BlackBerry has admitted for the first time that it is losing its appeal in the emerging markets that have traditionally been its best performing regions, as lower-priced smartphones from competitors and a lack of BlackBerry apps turn customers away.

In a filing — first spotted by the New York Times — which was released on Tuesday, having been initially delayed, the struggling firm detailed the truths behind its collapsing business.

In particular, it specifically namechecks competitively priced Android phones and its lack of apps as reasons why it is losing market share across Asia, Africa and Latin America — emphasis ours:

The intense competition impacting the Company’s financial and operational results that previously affected demand in the United States market is now being experienced globally, including in international markets where the Company has historically experienced rapid growth.
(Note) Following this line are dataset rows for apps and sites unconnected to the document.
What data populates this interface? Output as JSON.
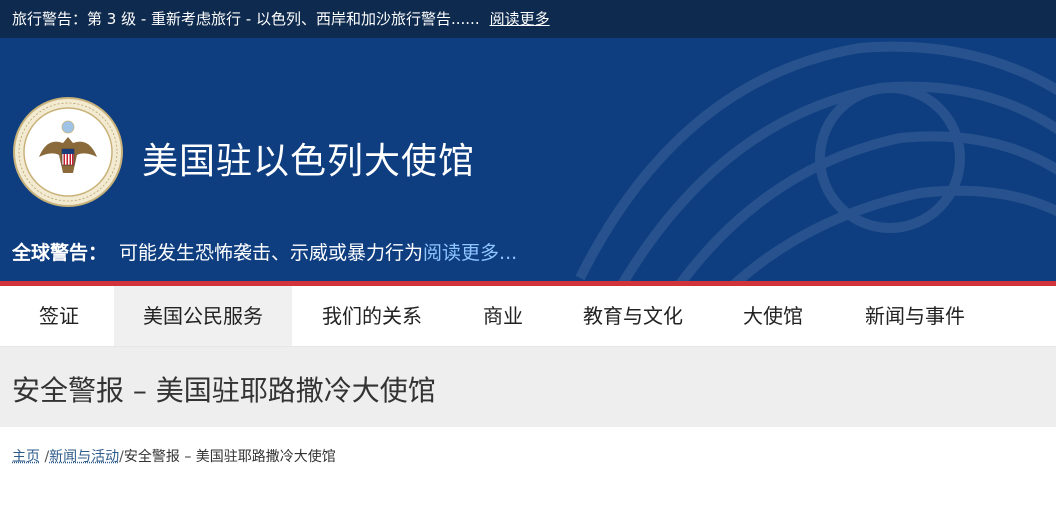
{
  "alert_bar": {
    "text": "旅行警告：第 3 级 - 重新考虑旅行 - 以色列、西岸和加沙旅行警告......",
    "more_label": "阅读更多"
  },
  "header": {
    "site_title": "美国驻以色列大使馆",
    "seal_text": "DEPARTMENT OF STATE · UNITED STATES OF AMERICA",
    "global_alert_label": "全球警告：",
    "global_alert_text": "可能发生恐怖袭击、示威或暴力行为",
    "global_alert_more": "阅读更多..."
  },
  "nav": {
    "items": [
      {
        "label": "签证"
      },
      {
        "label": "美国公民服务"
      },
      {
        "label": "我们的关系"
      },
      {
        "label": "商业"
      },
      {
        "label": "教育与文化"
      },
      {
        "label": "大使馆"
      },
      {
        "label": "新闻与事件"
      }
    ]
  },
  "page": {
    "title": "安全警报 – 美国驻耶路撒冷大使馆"
  },
  "breadcrumb": {
    "home": "主页",
    "sep": "/",
    "section": "新闻与活动",
    "current": "安全警报 – 美国驻耶路撒冷大使馆"
  },
  "colors": {
    "alert_bar": "#0e2a4e",
    "header_blue": "#0e3e80",
    "red_stripe": "#d0343a",
    "link_light": "#8ec5ff"
  }
}
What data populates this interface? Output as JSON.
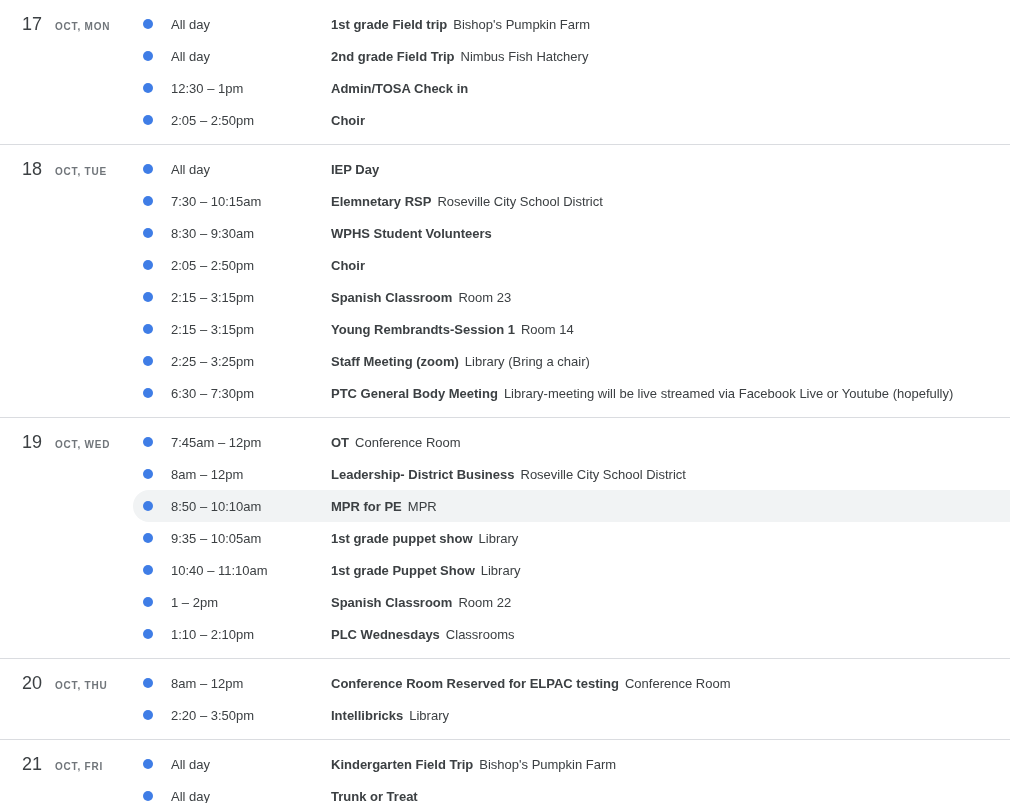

The increase in competition encountered by the Company in international markets is due to the recent entry into those markets of global competitors offering high end devices that compete with the Company’s BlackBerry 10 devices, as well as other competitors targeting those markets with lower end Android-based devices that compete with the Company’s lower cost devices.

The decline can also be attributed to consumer preferences for devices with access to the broadest number of applications, such as those available in the iOS and Android environments.

According to the filing, revenue from the US for its fiscal Q2 2014 came in at $414 million, a huge drop on $868 million registered one year previous.

That fluctuation was mirrored in other regions.

  • Revenue across Europe, the Middle East and Africa dropped from $1.1 billion to $686 million.
  • Its business in Latin America saw revenue crash from $324 million to $196 million.
  • And across Asia-Pacific, revenue fell from $386 million to $277 million.

Reuters recently looked at BlackBerry’s decline in Indonesia, a market where signs of its dominance coming to a close have been evident for at least the past year.

The news agency concludes that, among many things, the company failed to price its BlackBerry 10 devices at a cost that made them accessible to fans of the company in the country.

As a result, cheaper Android devices, coupled with cross-platform messaging apps like WhatsApp and Line, are filling the space that BlackBerry smartphones and its BBM messenger once occupied.

The story is likely the same elsewhere, although the temporarily-aborted move to port BBM to Android and iOS may hold off some of the growth that Android devices are seeing in Africa, where BlackBerry is still the dominant smartphone device in many countries.

Headline images via Kevork Djansezian/AFP/Getty Images